Dataset:
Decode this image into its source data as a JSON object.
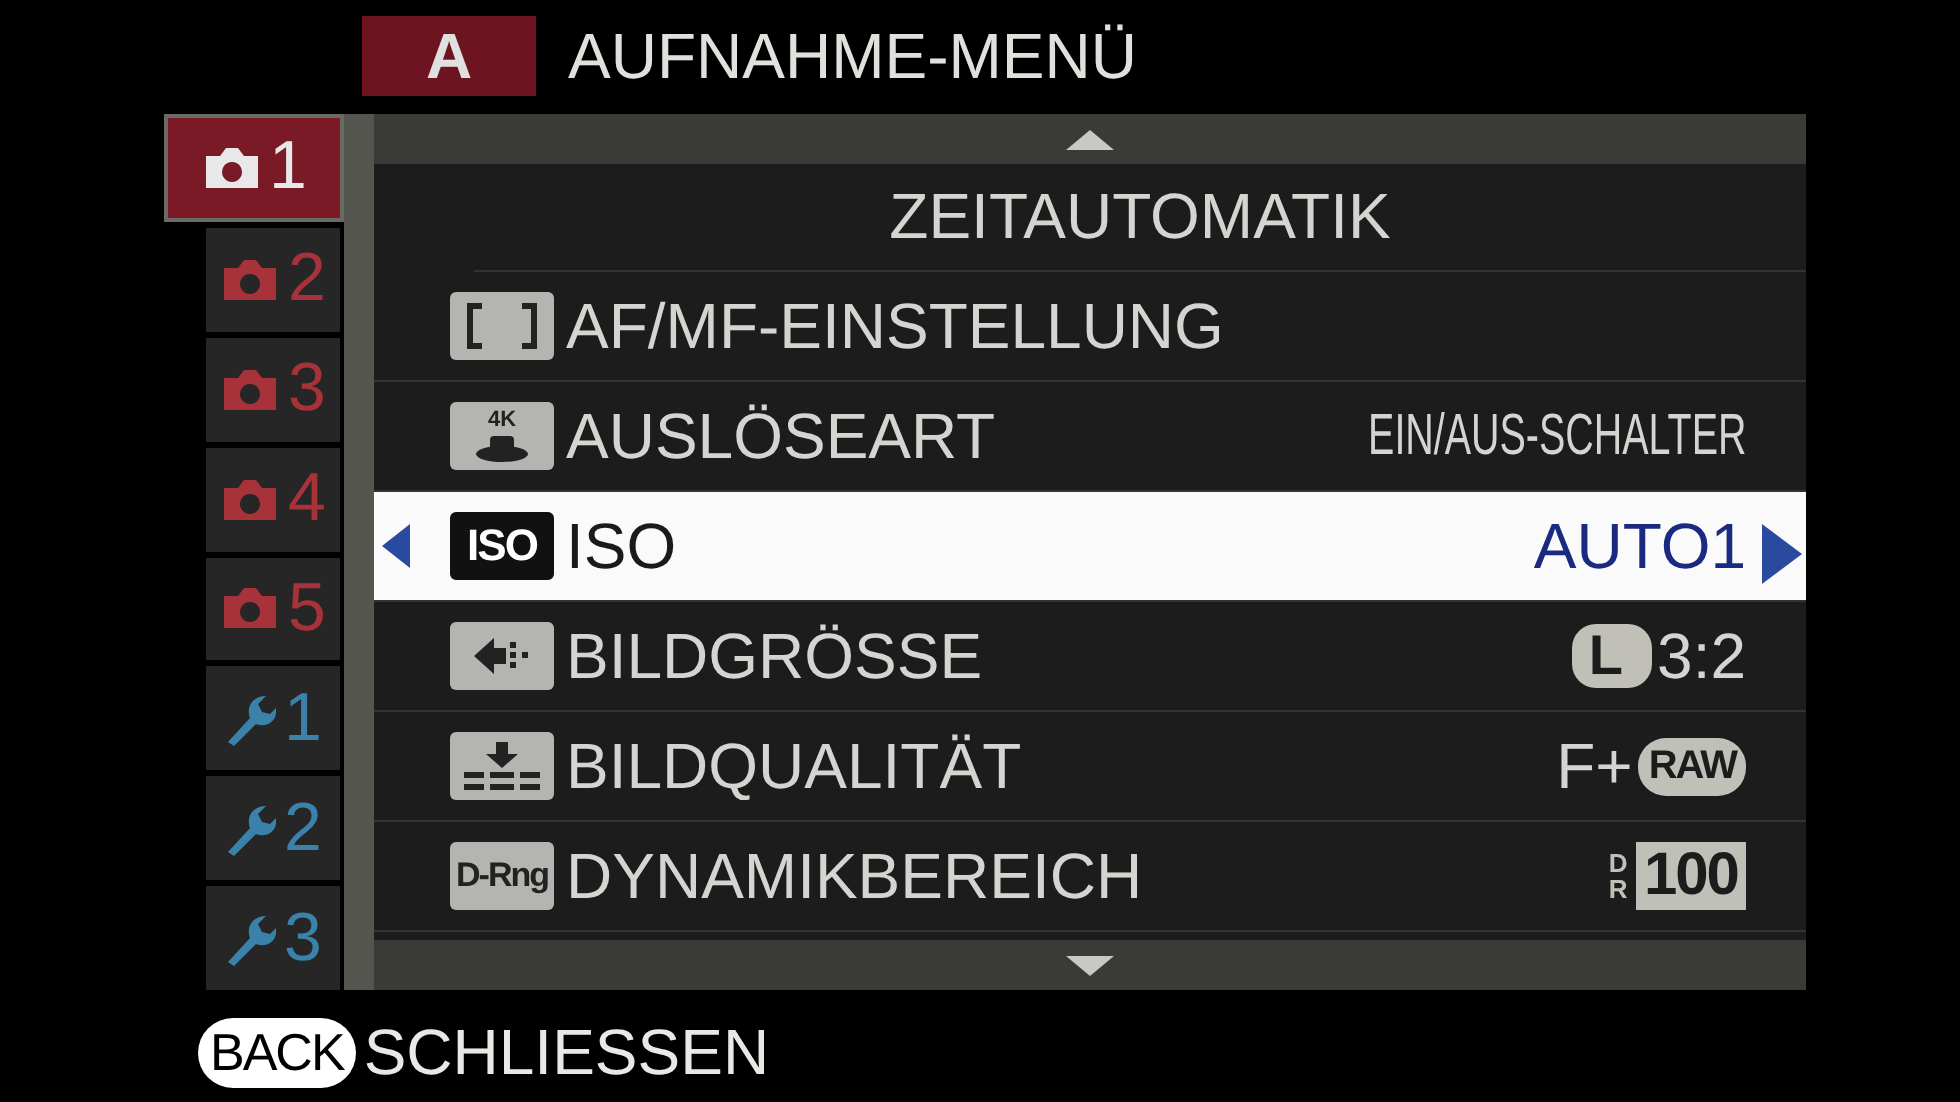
{
  "header": {
    "mode": "A",
    "title": "AUFNAHME-MENÜ"
  },
  "tabs": [
    {
      "kind": "camera",
      "label": "1",
      "selected": true
    },
    {
      "kind": "camera",
      "label": "2",
      "selected": false
    },
    {
      "kind": "camera",
      "label": "3",
      "selected": false
    },
    {
      "kind": "camera",
      "label": "4",
      "selected": false
    },
    {
      "kind": "camera",
      "label": "5",
      "selected": false
    },
    {
      "kind": "wrench",
      "label": "1",
      "selected": false
    },
    {
      "kind": "wrench",
      "label": "2",
      "selected": false
    },
    {
      "kind": "wrench",
      "label": "3",
      "selected": false
    }
  ],
  "menu": {
    "heading": "ZEITAUTOMATIK",
    "items": [
      {
        "kind": "brackets",
        "label": "AF/MF-EINSTELLUNG",
        "selected": false,
        "value": []
      },
      {
        "kind": "drive",
        "icon_text": "4K",
        "label": "AUSLÖSEART",
        "selected": false,
        "value": [
          {
            "kind": "narrow",
            "text": "EIN/AUS-SCHALTER"
          }
        ]
      },
      {
        "kind": "iso",
        "icon_text": "ISO",
        "label": "ISO",
        "selected": true,
        "value": [
          {
            "kind": "text",
            "text": "AUTO1"
          }
        ]
      },
      {
        "kind": "size",
        "label": "BILDGRÖSSE",
        "selected": false,
        "value": [
          {
            "kind": "pill",
            "text": "L"
          },
          {
            "kind": "text",
            "text": "3:2"
          }
        ]
      },
      {
        "kind": "quality",
        "label": "BILDQUALITÄT",
        "selected": false,
        "value": [
          {
            "kind": "text",
            "text": "F+"
          },
          {
            "kind": "oval",
            "text": "RAW"
          }
        ]
      },
      {
        "kind": "label",
        "icon_text": "D-Rng",
        "label": "DYNAMIKBEREICH",
        "selected": false,
        "value": [
          {
            "kind": "stack",
            "text": "DR"
          },
          {
            "kind": "block",
            "text": "100"
          }
        ]
      }
    ]
  },
  "footer": {
    "key": "BACK",
    "action": "SCHLIESSEN"
  }
}
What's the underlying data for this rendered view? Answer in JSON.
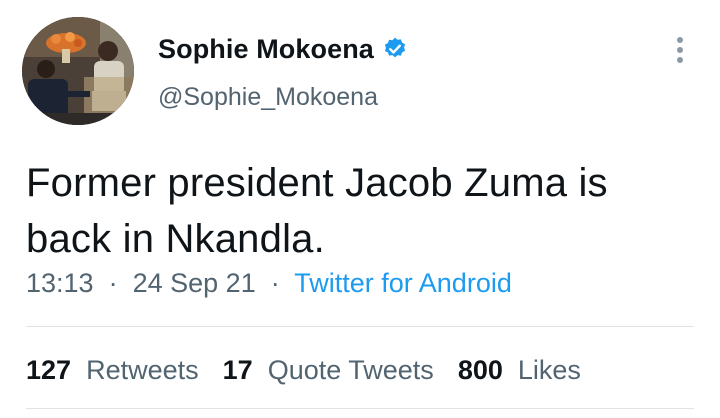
{
  "author": {
    "display_name": "Sophie Mokoena",
    "handle": "@Sophie_Mokoena",
    "verified": true,
    "avatar_icon": "profile-photo"
  },
  "tweet": {
    "text": "Former president Jacob Zuma is back in Nkandla.",
    "time": "13:13",
    "separator": "·",
    "date": "24 Sep 21",
    "source": "Twitter for Android"
  },
  "stats": {
    "retweets_count": "127",
    "retweets_label": "Retweets",
    "quotes_count": "17",
    "quotes_label": "Quote Tweets",
    "likes_count": "800",
    "likes_label": "Likes"
  },
  "colors": {
    "primary_text": "#0f1419",
    "secondary_text": "#536471",
    "accent": "#1d9bf0",
    "divider": "#dfe3e6"
  }
}
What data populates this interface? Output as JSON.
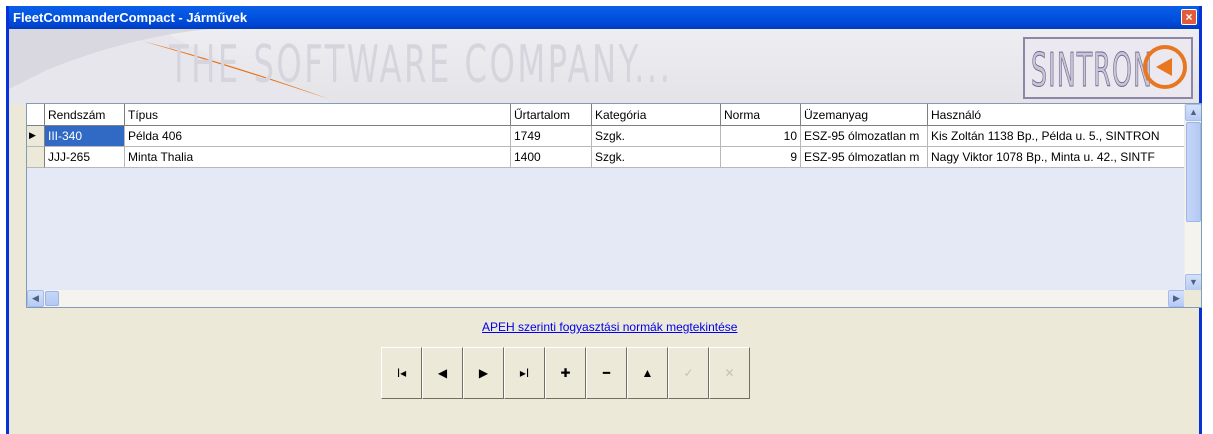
{
  "window": {
    "title": "FleetCommanderCompact - Járművek",
    "close_glyph": "×"
  },
  "banner": {
    "tagline": "THE SOFTWARE COMPANY...",
    "logo_text": "SINTRON",
    "logo_icon": "sintron-arrow-logo-icon"
  },
  "grid": {
    "columns": [
      "Rendszám",
      "Típus",
      "Űrtartalom",
      "Kategória",
      "Norma",
      "Üzemanyag",
      "Használó"
    ],
    "rows": [
      {
        "indicator": "▶",
        "cells": [
          "III-340",
          "Példa 406",
          "1749",
          "Szgk.",
          "10",
          "ESZ-95 ólmozatlan m",
          "Kis Zoltán 1138 Bp., Példa u. 5., SINTRON"
        ]
      },
      {
        "indicator": "",
        "cells": [
          "JJJ-265",
          "Minta Thalia",
          "1400",
          "Szgk.",
          "9",
          "ESZ-95 ólmozatlan m",
          "Nagy Viktor 1078 Bp., Minta u. 42., SINTF"
        ]
      }
    ]
  },
  "link": {
    "text": "APEH szerinti fogyasztási normák megtekintése"
  },
  "navigator": {
    "buttons": [
      {
        "name": "first-record-button",
        "glyph": "I◂",
        "enabled": true
      },
      {
        "name": "prior-record-button",
        "glyph": "◀",
        "enabled": true
      },
      {
        "name": "next-record-button",
        "glyph": "▶",
        "enabled": true
      },
      {
        "name": "last-record-button",
        "glyph": "▸I",
        "enabled": true
      },
      {
        "name": "insert-record-button",
        "glyph": "✚",
        "enabled": true
      },
      {
        "name": "delete-record-button",
        "glyph": "━",
        "enabled": true
      },
      {
        "name": "edit-record-button",
        "glyph": "▲",
        "enabled": true
      },
      {
        "name": "post-record-button",
        "glyph": "✓",
        "enabled": false
      },
      {
        "name": "cancel-record-button",
        "glyph": "✕",
        "enabled": false
      }
    ]
  },
  "colors": {
    "titlebar": "#0055e5",
    "selection": "#316ac5",
    "accent_orange": "#e87722",
    "link": "#0000ee"
  }
}
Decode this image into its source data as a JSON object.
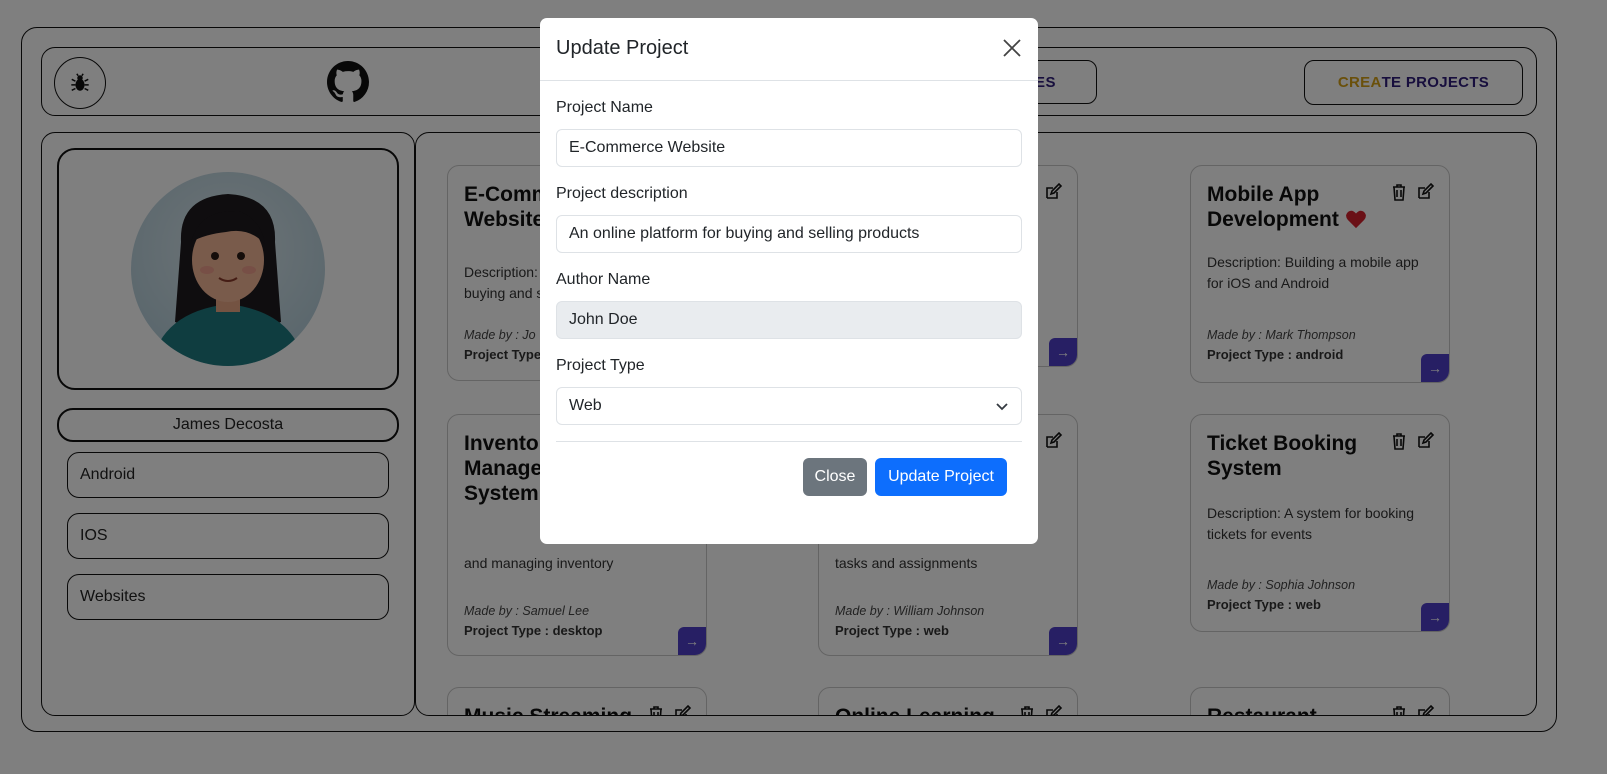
{
  "topbar": {
    "bug_icon": "bug-icon",
    "github_icon": "github-icon",
    "nav_partial_label": "ES",
    "create_label_part1": "CREA",
    "create_label_part2": "TE PROJECTS"
  },
  "sidebar": {
    "username": "James Decosta",
    "items": [
      {
        "label": "Android"
      },
      {
        "label": "IOS"
      },
      {
        "label": "Websites"
      }
    ]
  },
  "cards": [
    {
      "title": "E-Comm\nWebsite",
      "desc": "Description:\nbuying and s",
      "by": "Made by : Jo",
      "type": "Project Type"
    },
    {
      "title": "Mobile App Development",
      "desc": "Description: Building a mobile app for iOS and Android",
      "by": "Made by : Mark Thompson",
      "type": "Project Type : android"
    },
    {
      "title": "Inventory Management System",
      "desc": "and managing inventory",
      "by": "Made by : Samuel Lee",
      "type": "Project Type : desktop"
    },
    {
      "title": "",
      "desc": "tasks and assignments",
      "by": "Made by : William Johnson",
      "type": "Project Type : web"
    },
    {
      "title": "Ticket Booking System",
      "desc": "Description: A system for booking tickets for events",
      "by": "Made by : Sophia Johnson",
      "type": "Project Type : web"
    },
    {
      "title": "Music Streaming"
    },
    {
      "title": "Online Learning"
    },
    {
      "title": "Restaurant"
    }
  ],
  "modal": {
    "title": "Update Project",
    "fields": {
      "project_name": {
        "label": "Project Name",
        "value": "E-Commerce Website"
      },
      "project_description": {
        "label": "Project description",
        "value": "An online platform for buying and selling products"
      },
      "author_name": {
        "label": "Author Name",
        "value": "John Doe"
      },
      "project_type": {
        "label": "Project Type",
        "value": "Web"
      }
    },
    "close_label": "Close",
    "update_label": "Update Project"
  },
  "colors": {
    "primary": "#0d6efd",
    "secondary": "#6c757d",
    "card_arrow": "#4f3fc9",
    "create_accent": "#d4a017",
    "heart": "#d4202c"
  }
}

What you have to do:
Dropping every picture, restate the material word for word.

Answer space:
Decode this image into its source data as a JSON object.
{
  "header": {
    "mode": "A",
    "title": "AUFNAHME-MENÜ"
  },
  "tabs": [
    {
      "kind": "camera",
      "label": "1",
      "selected": true
    },
    {
      "kind": "camera",
      "label": "2",
      "selected": false
    },
    {
      "kind": "camera",
      "label": "3",
      "selected": false
    },
    {
      "kind": "camera",
      "label": "4",
      "selected": false
    },
    {
      "kind": "camera",
      "label": "5",
      "selected": false
    },
    {
      "kind": "wrench",
      "label": "1",
      "selected": false
    },
    {
      "kind": "wrench",
      "label": "2",
      "selected": false
    },
    {
      "kind": "wrench",
      "label": "3",
      "selected": false
    }
  ],
  "menu": {
    "heading": "ZEITAUTOMATIK",
    "items": [
      {
        "kind": "brackets",
        "label": "AF/MF-EINSTELLUNG",
        "selected": false,
        "value": []
      },
      {
        "kind": "drive",
        "icon_text": "4K",
        "label": "AUSLÖSEART",
        "selected": false,
        "value": [
          {
            "kind": "narrow",
            "text": "EIN/AUS-SCHALTER"
          }
        ]
      },
      {
        "kind": "iso",
        "icon_text": "ISO",
        "label": "ISO",
        "selected": true,
        "value": [
          {
            "kind": "text",
            "text": "AUTO1"
          }
        ]
      },
      {
        "kind": "size",
        "label": "BILDGRÖSSE",
        "selected": false,
        "value": [
          {
            "kind": "pill",
            "text": "L"
          },
          {
            "kind": "text",
            "text": "3:2"
          }
        ]
      },
      {
        "kind": "quality",
        "label": "BILDQUALITÄT",
        "selected": false,
        "value": [
          {
            "kind": "text",
            "text": "F+"
          },
          {
            "kind": "oval",
            "text": "RAW"
          }
        ]
      },
      {
        "kind": "label",
        "icon_text": "D-Rng",
        "label": "DYNAMIKBEREICH",
        "selected": false,
        "value": [
          {
            "kind": "stack",
            "text": "DR"
          },
          {
            "kind": "block",
            "text": "100"
          }
        ]
      }
    ]
  },
  "footer": {
    "key": "BACK",
    "action": "SCHLIESSEN"
  }
}
What's the underlying data for this rendered view? Answer in JSON.
{
  "author": {
    "display_name": "Sophie Mokoena",
    "handle": "@Sophie_Mokoena",
    "verified": true,
    "avatar_icon": "profile-photo"
  },
  "tweet": {
    "text": "Former president Jacob Zuma is back in Nkandla.",
    "time": "13:13",
    "separator": "·",
    "date": "24 Sep 21",
    "source": "Twitter for Android"
  },
  "stats": {
    "retweets_count": "127",
    "retweets_label": "Retweets",
    "quotes_count": "17",
    "quotes_label": "Quote Tweets",
    "likes_count": "800",
    "likes_label": "Likes"
  },
  "colors": {
    "primary_text": "#0f1419",
    "secondary_text": "#536471",
    "accent": "#1d9bf0",
    "divider": "#dfe3e6"
  }
}
What data populates this interface? Output as JSON.
{
  "window": {
    "title": "FleetCommanderCompact - Járművek",
    "close_glyph": "×"
  },
  "banner": {
    "tagline": "THE SOFTWARE COMPANY...",
    "logo_text": "SINTRON",
    "logo_icon": "sintron-arrow-logo-icon"
  },
  "grid": {
    "columns": [
      "Rendszám",
      "Típus",
      "Űrtartalom",
      "Kategória",
      "Norma",
      "Üzemanyag",
      "Használó"
    ],
    "rows": [
      {
        "indicator": "▶",
        "cells": [
          "III-340",
          "Példa 406",
          "1749",
          "Szgk.",
          "10",
          "ESZ-95 ólmozatlan m",
          "Kis Zoltán 1138 Bp., Példa u. 5., SINTRON"
        ]
      },
      {
        "indicator": "",
        "cells": [
          "JJJ-265",
          "Minta Thalia",
          "1400",
          "Szgk.",
          "9",
          "ESZ-95 ólmozatlan m",
          "Nagy Viktor 1078 Bp., Minta u. 42., SINTF"
        ]
      }
    ]
  },
  "link": {
    "text": "APEH szerinti fogyasztási normák megtekintése"
  },
  "navigator": {
    "buttons": [
      {
        "name": "first-record-button",
        "glyph": "I◂",
        "enabled": true
      },
      {
        "name": "prior-record-button",
        "glyph": "◀",
        "enabled": true
      },
      {
        "name": "next-record-button",
        "glyph": "▶",
        "enabled": true
      },
      {
        "name": "last-record-button",
        "glyph": "▸I",
        "enabled": true
      },
      {
        "name": "insert-record-button",
        "glyph": "✚",
        "enabled": true
      },
      {
        "name": "delete-record-button",
        "glyph": "━",
        "enabled": true
      },
      {
        "name": "edit-record-button",
        "glyph": "▲",
        "enabled": true
      },
      {
        "name": "post-record-button",
        "glyph": "✓",
        "enabled": false
      },
      {
        "name": "cancel-record-button",
        "glyph": "✕",
        "enabled": false
      }
    ]
  },
  "colors": {
    "titlebar": "#0055e5",
    "selection": "#316ac5",
    "accent_orange": "#e87722",
    "link": "#0000ee"
  }
}
Decode this image into its source data as a JSON object.
{
  "topbar": {
    "bug_icon": "bug-icon",
    "github_icon": "github-icon",
    "nav_partial_label": "ES",
    "create_label_part1": "CREA",
    "create_label_part2": "TE PROJECTS"
  },
  "sidebar": {
    "username": "James Decosta",
    "items": [
      {
        "label": "Android"
      },
      {
        "label": "IOS"
      },
      {
        "label": "Websites"
      }
    ]
  },
  "cards": [
    {
      "title": "E-Comm\nWebsite",
      "desc": "Description:\nbuying and s",
      "by": "Made by : Jo",
      "type": "Project Type"
    },
    {
      "title": "Mobile App Development",
      "desc": "Description: Building a mobile app for iOS and Android",
      "by": "Made by : Mark Thompson",
      "type": "Project Type : android"
    },
    {
      "title": "Inventory Management System",
      "desc": "and managing inventory",
      "by": "Made by : Samuel Lee",
      "type": "Project Type : desktop"
    },
    {
      "title": "",
      "desc": "tasks and assignments",
      "by": "Made by : William Johnson",
      "type": "Project Type : web"
    },
    {
      "title": "Ticket Booking System",
      "desc": "Description: A system for booking tickets for events",
      "by": "Made by : Sophia Johnson",
      "type": "Project Type : web"
    },
    {
      "title": "Music Streaming"
    },
    {
      "title": "Online Learning"
    },
    {
      "title": "Restaurant"
    }
  ],
  "modal": {
    "title": "Update Project",
    "fields": {
      "project_name": {
        "label": "Project Name",
        "value": "E-Commerce Website"
      },
      "project_description": {
        "label": "Project description",
        "value": "An online platform for buying and selling products"
      },
      "author_name": {
        "label": "Author Name",
        "value": "John Doe"
      },
      "project_type": {
        "label": "Project Type",
        "value": "Web"
      }
    },
    "close_label": "Close",
    "update_label": "Update Project"
  },
  "colors": {
    "primary": "#0d6efd",
    "secondary": "#6c757d",
    "card_arrow": "#4f3fc9",
    "create_accent": "#d4a017",
    "heart": "#d4202c"
  }
}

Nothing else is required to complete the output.